You have posed a good question and I am happy you've done so.
The question itself is at fault, as it assumes incorrectly what the
Holy Christian Church teaches with regard to prayer.
First dear brother, you should know the purpose of prayer. It is
nourishment for our souls, just as food is for our bodies. Prayer is
a necessity of life, a practice in which we all must engage to attend
to our spiritual well-being.
That said, I want you to now consider where written prayers come from.
They don't begin on paper, they begin in the hearts of those inspired
by the Holy Spirit. For example, much of our Holy Qurbono is written
by the same hand who authored a New Testament epistle (St. James).
Other portions are directly from the Scriptures themselves, and still
more are composed by these holy men (such as St. Ephraim, St. Jacob of

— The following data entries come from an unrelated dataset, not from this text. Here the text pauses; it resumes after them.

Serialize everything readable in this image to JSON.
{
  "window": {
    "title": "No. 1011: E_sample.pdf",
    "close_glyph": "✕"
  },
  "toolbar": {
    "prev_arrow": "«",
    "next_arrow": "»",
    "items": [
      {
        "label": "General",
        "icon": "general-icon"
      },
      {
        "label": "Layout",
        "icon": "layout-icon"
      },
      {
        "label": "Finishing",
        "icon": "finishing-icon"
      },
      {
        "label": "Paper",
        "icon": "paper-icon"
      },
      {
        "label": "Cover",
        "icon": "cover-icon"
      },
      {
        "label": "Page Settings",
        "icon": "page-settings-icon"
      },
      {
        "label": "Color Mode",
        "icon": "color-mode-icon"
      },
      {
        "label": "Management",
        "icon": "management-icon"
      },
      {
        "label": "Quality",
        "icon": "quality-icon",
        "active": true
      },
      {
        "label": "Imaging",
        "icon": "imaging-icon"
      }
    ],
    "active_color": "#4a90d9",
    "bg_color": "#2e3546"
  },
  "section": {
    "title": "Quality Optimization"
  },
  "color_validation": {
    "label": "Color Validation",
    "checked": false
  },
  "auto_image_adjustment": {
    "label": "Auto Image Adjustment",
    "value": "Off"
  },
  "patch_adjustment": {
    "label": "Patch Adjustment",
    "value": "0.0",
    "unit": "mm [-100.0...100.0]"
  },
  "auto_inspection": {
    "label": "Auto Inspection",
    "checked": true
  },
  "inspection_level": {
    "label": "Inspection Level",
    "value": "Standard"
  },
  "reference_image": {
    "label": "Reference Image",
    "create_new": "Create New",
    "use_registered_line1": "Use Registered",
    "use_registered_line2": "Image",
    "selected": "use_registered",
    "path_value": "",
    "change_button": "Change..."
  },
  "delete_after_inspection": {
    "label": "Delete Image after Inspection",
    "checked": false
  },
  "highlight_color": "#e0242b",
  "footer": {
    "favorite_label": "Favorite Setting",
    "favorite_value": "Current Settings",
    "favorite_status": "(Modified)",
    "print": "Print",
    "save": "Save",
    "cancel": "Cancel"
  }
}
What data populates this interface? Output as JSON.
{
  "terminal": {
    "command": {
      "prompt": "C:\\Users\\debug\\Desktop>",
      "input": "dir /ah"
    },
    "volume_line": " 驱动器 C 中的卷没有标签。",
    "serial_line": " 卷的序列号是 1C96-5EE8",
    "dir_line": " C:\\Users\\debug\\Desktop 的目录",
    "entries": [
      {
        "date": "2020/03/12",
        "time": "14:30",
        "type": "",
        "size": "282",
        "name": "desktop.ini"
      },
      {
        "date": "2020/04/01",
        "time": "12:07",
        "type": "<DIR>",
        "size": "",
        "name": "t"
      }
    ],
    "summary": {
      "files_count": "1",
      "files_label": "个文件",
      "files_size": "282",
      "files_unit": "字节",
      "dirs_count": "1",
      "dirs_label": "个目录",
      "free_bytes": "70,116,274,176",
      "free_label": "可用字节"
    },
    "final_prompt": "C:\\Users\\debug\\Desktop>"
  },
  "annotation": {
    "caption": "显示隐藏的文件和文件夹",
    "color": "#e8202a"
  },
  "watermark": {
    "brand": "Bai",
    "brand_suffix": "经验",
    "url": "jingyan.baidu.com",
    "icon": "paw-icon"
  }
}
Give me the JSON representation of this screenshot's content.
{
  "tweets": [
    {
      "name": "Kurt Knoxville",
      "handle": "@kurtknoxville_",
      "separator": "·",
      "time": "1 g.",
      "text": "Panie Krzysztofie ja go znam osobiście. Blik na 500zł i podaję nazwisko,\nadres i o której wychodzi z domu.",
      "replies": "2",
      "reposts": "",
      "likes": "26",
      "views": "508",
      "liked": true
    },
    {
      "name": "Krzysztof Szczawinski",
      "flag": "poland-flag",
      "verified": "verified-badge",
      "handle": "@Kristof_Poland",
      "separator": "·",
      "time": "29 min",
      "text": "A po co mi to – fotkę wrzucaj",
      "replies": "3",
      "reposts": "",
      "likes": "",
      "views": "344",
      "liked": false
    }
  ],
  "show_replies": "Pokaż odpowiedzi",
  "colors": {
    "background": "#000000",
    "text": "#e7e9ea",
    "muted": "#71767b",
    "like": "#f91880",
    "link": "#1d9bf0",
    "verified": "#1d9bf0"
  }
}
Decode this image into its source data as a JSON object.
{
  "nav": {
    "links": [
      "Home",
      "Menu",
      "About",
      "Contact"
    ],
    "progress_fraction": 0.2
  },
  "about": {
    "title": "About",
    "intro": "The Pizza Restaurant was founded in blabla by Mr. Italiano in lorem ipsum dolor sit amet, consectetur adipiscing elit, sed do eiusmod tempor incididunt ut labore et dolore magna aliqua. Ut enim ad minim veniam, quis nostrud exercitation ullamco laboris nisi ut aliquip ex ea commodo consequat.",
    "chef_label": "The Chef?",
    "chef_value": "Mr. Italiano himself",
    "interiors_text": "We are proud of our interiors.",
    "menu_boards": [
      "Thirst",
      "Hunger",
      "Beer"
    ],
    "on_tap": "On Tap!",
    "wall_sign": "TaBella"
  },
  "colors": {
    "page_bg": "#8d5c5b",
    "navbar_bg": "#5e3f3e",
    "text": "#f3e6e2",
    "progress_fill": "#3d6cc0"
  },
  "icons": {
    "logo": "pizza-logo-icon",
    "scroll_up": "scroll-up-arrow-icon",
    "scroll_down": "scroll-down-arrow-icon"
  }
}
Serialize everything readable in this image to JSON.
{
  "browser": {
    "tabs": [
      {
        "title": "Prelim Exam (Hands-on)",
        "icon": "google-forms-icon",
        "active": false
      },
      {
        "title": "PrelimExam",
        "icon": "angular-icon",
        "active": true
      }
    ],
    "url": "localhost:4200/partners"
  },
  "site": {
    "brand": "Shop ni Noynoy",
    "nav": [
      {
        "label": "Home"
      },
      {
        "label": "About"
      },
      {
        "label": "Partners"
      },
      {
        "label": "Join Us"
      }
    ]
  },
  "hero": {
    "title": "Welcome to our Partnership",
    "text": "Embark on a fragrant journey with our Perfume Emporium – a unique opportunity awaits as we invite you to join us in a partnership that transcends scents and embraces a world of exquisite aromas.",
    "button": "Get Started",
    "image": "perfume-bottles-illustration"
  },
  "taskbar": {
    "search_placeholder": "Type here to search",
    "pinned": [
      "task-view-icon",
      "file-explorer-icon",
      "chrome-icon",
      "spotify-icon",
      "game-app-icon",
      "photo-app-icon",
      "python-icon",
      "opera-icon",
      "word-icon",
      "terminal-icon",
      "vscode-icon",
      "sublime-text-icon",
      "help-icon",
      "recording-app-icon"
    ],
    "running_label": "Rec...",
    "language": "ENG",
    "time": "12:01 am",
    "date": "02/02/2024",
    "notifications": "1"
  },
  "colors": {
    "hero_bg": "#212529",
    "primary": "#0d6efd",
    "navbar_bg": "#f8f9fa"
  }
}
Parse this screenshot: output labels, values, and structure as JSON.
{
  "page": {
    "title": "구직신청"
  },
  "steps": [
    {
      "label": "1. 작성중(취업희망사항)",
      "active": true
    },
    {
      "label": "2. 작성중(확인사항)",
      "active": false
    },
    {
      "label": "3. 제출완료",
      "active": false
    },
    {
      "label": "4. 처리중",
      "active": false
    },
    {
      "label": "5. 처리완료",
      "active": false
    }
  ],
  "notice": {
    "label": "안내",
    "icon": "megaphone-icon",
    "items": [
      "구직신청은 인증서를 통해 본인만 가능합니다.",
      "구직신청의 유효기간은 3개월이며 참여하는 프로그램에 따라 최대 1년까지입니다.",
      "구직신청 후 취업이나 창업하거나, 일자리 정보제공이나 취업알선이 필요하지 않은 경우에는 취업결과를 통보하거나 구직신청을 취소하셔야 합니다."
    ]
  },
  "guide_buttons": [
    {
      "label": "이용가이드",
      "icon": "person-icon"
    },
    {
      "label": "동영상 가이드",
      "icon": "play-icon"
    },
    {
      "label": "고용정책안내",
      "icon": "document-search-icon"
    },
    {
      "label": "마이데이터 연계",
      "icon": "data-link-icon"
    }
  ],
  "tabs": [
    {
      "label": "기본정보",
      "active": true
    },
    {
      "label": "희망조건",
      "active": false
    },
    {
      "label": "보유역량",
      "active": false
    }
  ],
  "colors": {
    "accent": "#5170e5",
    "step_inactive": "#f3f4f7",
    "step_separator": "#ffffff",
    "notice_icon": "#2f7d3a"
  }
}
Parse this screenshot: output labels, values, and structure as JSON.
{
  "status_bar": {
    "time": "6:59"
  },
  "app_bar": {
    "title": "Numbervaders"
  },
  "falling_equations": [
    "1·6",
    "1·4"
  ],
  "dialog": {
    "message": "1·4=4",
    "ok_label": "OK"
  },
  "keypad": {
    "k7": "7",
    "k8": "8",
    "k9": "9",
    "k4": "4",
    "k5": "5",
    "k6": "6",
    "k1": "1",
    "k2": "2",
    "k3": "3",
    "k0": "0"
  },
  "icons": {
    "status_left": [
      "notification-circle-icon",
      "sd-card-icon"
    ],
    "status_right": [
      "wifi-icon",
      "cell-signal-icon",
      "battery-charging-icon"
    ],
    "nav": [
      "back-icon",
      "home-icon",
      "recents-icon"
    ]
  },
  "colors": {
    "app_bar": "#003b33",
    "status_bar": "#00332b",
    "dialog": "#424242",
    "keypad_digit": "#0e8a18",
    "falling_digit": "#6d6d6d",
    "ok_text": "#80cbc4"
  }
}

Serug), whose hearts yielded to the Holy Spirit so much, that their
praises to God shine of righteousness until this day.
Let us also remember, that Christ, when He taught us to pray, taught
us "Our Father, who art in heaven..." and not, "think of me like a
good friend and just say whatever is on your mind."
Beyond the Holy Qurbono, the ShHimo, the Beth Gazo, you will find in
the writings of our fathers and mothers, their own prayers from the
heart. So now we should ask, does the Church really teach that prayer
from the heart should not be practiced?
Quite the contrary! Prayer of the heart is the beginning of all
vocalized and written prayer. In fact, the more you become acquainted
with the holy fathers and mothers of our Syriac Orthodox Orient, the
more you will find that this is indeed the main point of their teachings!
The holy prayers that have come down to us from the beginning of time
encompass anything we may deal with in life. First, let us pray the
prayer of our hearts, keeping them in the quietness of our own souls.
Then when we have submitted to God from within, and we are prepared
to open our mouths, let us pray the canonical prayers, which feed our
souls and strengthen our spirits. Then, however your heart dictates,
be it praise, thanksgiving, or sorrowful petition, open the chamber
door of your heart and let these feelings pour fourth as needed.
I'd like to recommend a few books to you:
The Spiritual Treasure on Canonical Prayer, by H.H. Ephrem Barsoum
The Syriac Fathers on Prayer and the Spiritual Life, by Sebastian Brock
If you send me a personal email, I can help you get some of these or
recommend some other books to you.
Pray for us,
St. Mary's and St. Ephraim's